Your objective.
Your answer must match the entries below word for word.

App and web page records:

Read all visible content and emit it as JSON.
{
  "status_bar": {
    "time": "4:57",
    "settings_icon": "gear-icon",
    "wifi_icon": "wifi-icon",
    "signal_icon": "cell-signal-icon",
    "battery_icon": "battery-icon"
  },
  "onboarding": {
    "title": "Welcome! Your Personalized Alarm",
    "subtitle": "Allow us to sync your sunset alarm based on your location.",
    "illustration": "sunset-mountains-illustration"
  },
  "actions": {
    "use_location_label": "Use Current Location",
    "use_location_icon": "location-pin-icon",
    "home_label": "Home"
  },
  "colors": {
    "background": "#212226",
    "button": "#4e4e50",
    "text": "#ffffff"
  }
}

Finished exercise.
Read all visible content and emit it as JSON.
{
  "status_bar": {
    "time": "4:57",
    "settings_icon": "gear-icon",
    "wifi_icon": "wifi-icon",
    "signal_icon": "cell-signal-icon",
    "battery_icon": "battery-icon"
  },
  "onboarding": {
    "title": "Welcome! Your Personalized Alarm",
    "subtitle": "Allow us to sync your sunset alarm based on your location.",
    "illustration": "sunset-mountains-illustration"
  },
  "actions": {
    "use_location_label": "Use Current Location",
    "use_location_icon": "location-pin-icon",
    "home_label": "Home"
  },
  "colors": {
    "background": "#212226",
    "button": "#4e4e50",
    "text": "#ffffff"
  }
}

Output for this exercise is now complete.